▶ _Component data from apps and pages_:
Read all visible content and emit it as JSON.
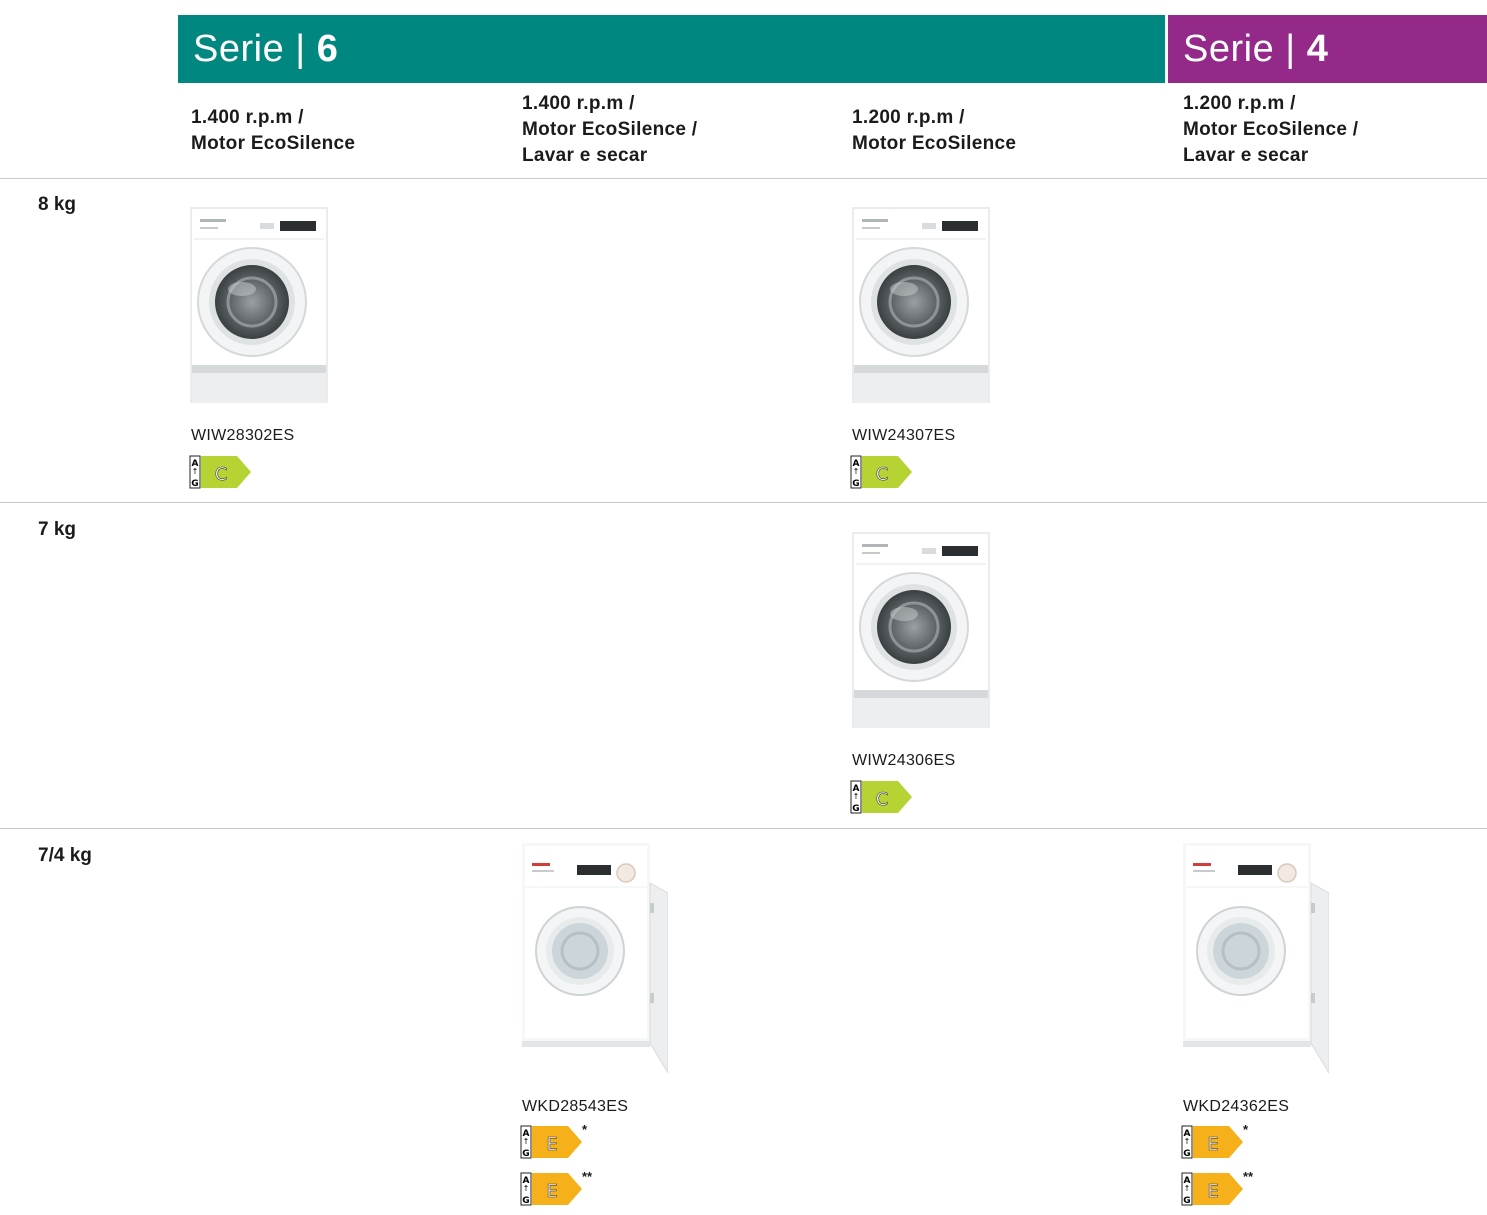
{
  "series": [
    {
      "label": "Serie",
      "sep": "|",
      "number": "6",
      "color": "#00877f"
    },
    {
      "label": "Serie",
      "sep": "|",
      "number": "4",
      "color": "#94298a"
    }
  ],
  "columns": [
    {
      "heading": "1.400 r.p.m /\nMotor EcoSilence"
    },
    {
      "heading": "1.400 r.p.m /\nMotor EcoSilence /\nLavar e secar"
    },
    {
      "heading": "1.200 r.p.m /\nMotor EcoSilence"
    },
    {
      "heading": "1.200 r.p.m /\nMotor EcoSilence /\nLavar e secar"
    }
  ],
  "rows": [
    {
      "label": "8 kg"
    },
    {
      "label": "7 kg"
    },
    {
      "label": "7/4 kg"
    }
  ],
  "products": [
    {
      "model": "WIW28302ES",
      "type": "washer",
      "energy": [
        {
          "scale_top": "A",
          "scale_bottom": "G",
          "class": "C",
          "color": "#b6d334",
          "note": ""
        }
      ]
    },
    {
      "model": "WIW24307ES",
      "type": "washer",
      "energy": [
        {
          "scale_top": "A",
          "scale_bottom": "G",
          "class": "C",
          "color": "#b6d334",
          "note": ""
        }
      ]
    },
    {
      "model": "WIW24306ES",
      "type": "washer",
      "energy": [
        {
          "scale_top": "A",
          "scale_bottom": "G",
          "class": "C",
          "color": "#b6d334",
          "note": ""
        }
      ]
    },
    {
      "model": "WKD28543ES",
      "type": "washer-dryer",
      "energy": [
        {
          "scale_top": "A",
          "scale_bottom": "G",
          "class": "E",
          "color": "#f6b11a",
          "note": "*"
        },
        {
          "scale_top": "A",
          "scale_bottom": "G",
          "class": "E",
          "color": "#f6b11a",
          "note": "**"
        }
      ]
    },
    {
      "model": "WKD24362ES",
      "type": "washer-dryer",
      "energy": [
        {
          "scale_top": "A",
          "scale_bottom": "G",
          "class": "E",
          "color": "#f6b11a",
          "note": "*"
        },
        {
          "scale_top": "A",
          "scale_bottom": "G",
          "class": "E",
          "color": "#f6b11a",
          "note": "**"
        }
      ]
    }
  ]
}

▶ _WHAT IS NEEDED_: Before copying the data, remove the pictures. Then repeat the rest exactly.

▶ _ANSWER FOR THE TASK_:
Read all visible content and emit it as JSON.
{
  "series": [
    {
      "label": "Serie",
      "sep": "|",
      "number": "6",
      "color": "#00877f"
    },
    {
      "label": "Serie",
      "sep": "|",
      "number": "4",
      "color": "#94298a"
    }
  ],
  "columns": [
    {
      "heading": "1.400 r.p.m /\nMotor EcoSilence"
    },
    {
      "heading": "1.400 r.p.m /\nMotor EcoSilence /\nLavar e secar"
    },
    {
      "heading": "1.200 r.p.m /\nMotor EcoSilence"
    },
    {
      "heading": "1.200 r.p.m /\nMotor EcoSilence /\nLavar e secar"
    }
  ],
  "rows": [
    {
      "label": "8 kg"
    },
    {
      "label": "7 kg"
    },
    {
      "label": "7/4 kg"
    }
  ],
  "products": [
    {
      "model": "WIW28302ES",
      "type": "washer",
      "energy": [
        {
          "scale_top": "A",
          "scale_bottom": "G",
          "class": "C",
          "color": "#b6d334",
          "note": ""
        }
      ]
    },
    {
      "model": "WIW24307ES",
      "type": "washer",
      "energy": [
        {
          "scale_top": "A",
          "scale_bottom": "G",
          "class": "C",
          "color": "#b6d334",
          "note": ""
        }
      ]
    },
    {
      "model": "WIW24306ES",
      "type": "washer",
      "energy": [
        {
          "scale_top": "A",
          "scale_bottom": "G",
          "class": "C",
          "color": "#b6d334",
          "note": ""
        }
      ]
    },
    {
      "model": "WKD28543ES",
      "type": "washer-dryer",
      "energy": [
        {
          "scale_top": "A",
          "scale_bottom": "G",
          "class": "E",
          "color": "#f6b11a",
          "note": "*"
        },
        {
          "scale_top": "A",
          "scale_bottom": "G",
          "class": "E",
          "color": "#f6b11a",
          "note": "**"
        }
      ]
    },
    {
      "model": "WKD24362ES",
      "type": "washer-dryer",
      "energy": [
        {
          "scale_top": "A",
          "scale_bottom": "G",
          "class": "E",
          "color": "#f6b11a",
          "note": "*"
        },
        {
          "scale_top": "A",
          "scale_bottom": "G",
          "class": "E",
          "color": "#f6b11a",
          "note": "**"
        }
      ]
    }
  ]
}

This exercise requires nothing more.